::: RECORDS PROVIDED :::
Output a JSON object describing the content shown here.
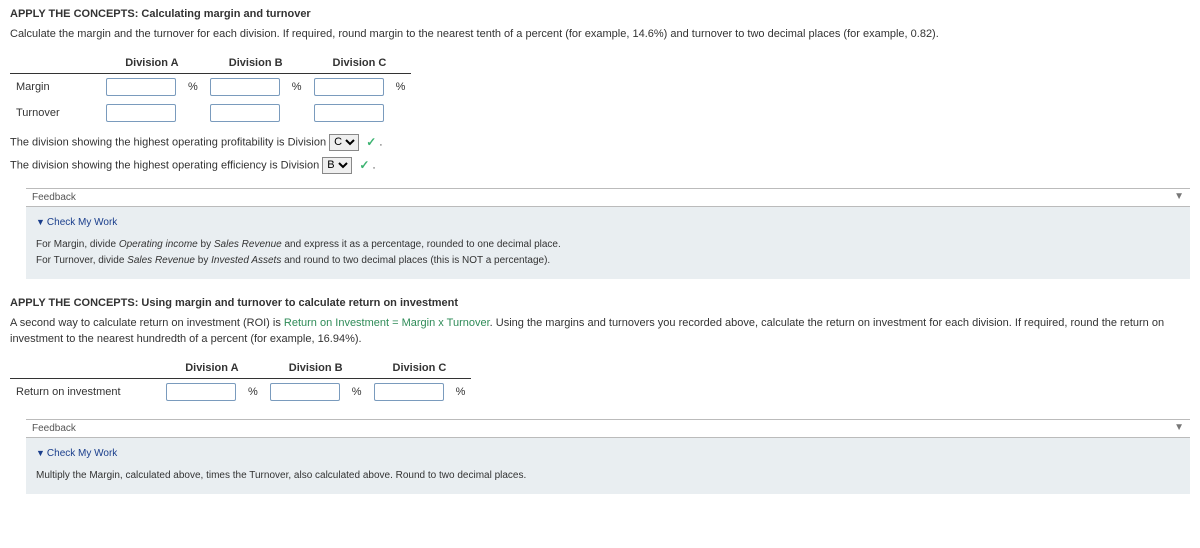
{
  "sec1": {
    "title": "APPLY THE CONCEPTS: Calculating margin and turnover",
    "instr": "Calculate the margin and the turnover for each division. If required, round margin to the nearest tenth of a percent (for example, 14.6%) and turnover to two decimal places (for example, 0.82).",
    "cols": {
      "a": "Division A",
      "b": "Division B",
      "c": "Division C"
    },
    "rows": {
      "margin": "Margin",
      "turnover": "Turnover"
    },
    "pct": "%",
    "sentence1_pre": "The division showing the highest operating profitability is Division ",
    "sentence1_sel": "C",
    "sentence2_pre": "The division showing the highest operating efficiency is Division ",
    "sentence2_sel": "B",
    "period": "."
  },
  "fb1": {
    "header": "Feedback",
    "cmw": "Check My Work",
    "line1_pre": "For Margin, divide ",
    "line1_em1": "Operating income",
    "line1_mid": " by ",
    "line1_em2": "Sales Revenue",
    "line1_post": " and express it as a percentage, rounded to one decimal place.",
    "line2_pre": "For Turnover, divide ",
    "line2_em1": "Sales Revenue",
    "line2_mid": " by ",
    "line2_em2": "Invested Assets",
    "line2_post": " and round to two decimal places (this is NOT a percentage)."
  },
  "sec2": {
    "title": "APPLY THE CONCEPTS: Using margin and turnover to calculate return on investment",
    "instr_pre": "A second way to calculate return on investment (ROI) is ",
    "instr_green": "Return on Investment = Margin x Turnover",
    "instr_post": ". Using the margins and turnovers you recorded above, calculate the return on investment for each division. If required, round the return on investment to the nearest hundredth of a percent (for example, 16.94%).",
    "cols": {
      "a": "Division A",
      "b": "Division B",
      "c": "Division C"
    },
    "row": "Return on investment",
    "pct": "%"
  },
  "fb2": {
    "header": "Feedback",
    "cmw": "Check My Work",
    "line": "Multiply the Margin, calculated above, times the Turnover, also calculated above. Round to two decimal places."
  }
}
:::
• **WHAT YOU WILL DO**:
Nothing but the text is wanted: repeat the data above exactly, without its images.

• **ANSWER SPACE**:
Output a JSON object describing the content shown here.
{
  "sec1": {
    "title": "APPLY THE CONCEPTS: Calculating margin and turnover",
    "instr": "Calculate the margin and the turnover for each division. If required, round margin to the nearest tenth of a percent (for example, 14.6%) and turnover to two decimal places (for example, 0.82).",
    "cols": {
      "a": "Division A",
      "b": "Division B",
      "c": "Division C"
    },
    "rows": {
      "margin": "Margin",
      "turnover": "Turnover"
    },
    "pct": "%",
    "sentence1_pre": "The division showing the highest operating profitability is Division ",
    "sentence1_sel": "C",
    "sentence2_pre": "The division showing the highest operating efficiency is Division ",
    "sentence2_sel": "B",
    "period": "."
  },
  "fb1": {
    "header": "Feedback",
    "cmw": "Check My Work",
    "line1_pre": "For Margin, divide ",
    "line1_em1": "Operating income",
    "line1_mid": " by ",
    "line1_em2": "Sales Revenue",
    "line1_post": " and express it as a percentage, rounded to one decimal place.",
    "line2_pre": "For Turnover, divide ",
    "line2_em1": "Sales Revenue",
    "line2_mid": " by ",
    "line2_em2": "Invested Assets",
    "line2_post": " and round to two decimal places (this is NOT a percentage)."
  },
  "sec2": {
    "title": "APPLY THE CONCEPTS: Using margin and turnover to calculate return on investment",
    "instr_pre": "A second way to calculate return on investment (ROI) is ",
    "instr_green": "Return on Investment = Margin x Turnover",
    "instr_post": ". Using the margins and turnovers you recorded above, calculate the return on investment for each division. If required, round the return on investment to the nearest hundredth of a percent (for example, 16.94%).",
    "cols": {
      "a": "Division A",
      "b": "Division B",
      "c": "Division C"
    },
    "row": "Return on investment",
    "pct": "%"
  },
  "fb2": {
    "header": "Feedback",
    "cmw": "Check My Work",
    "line": "Multiply the Margin, calculated above, times the Turnover, also calculated above. Round to two decimal places."
  }
}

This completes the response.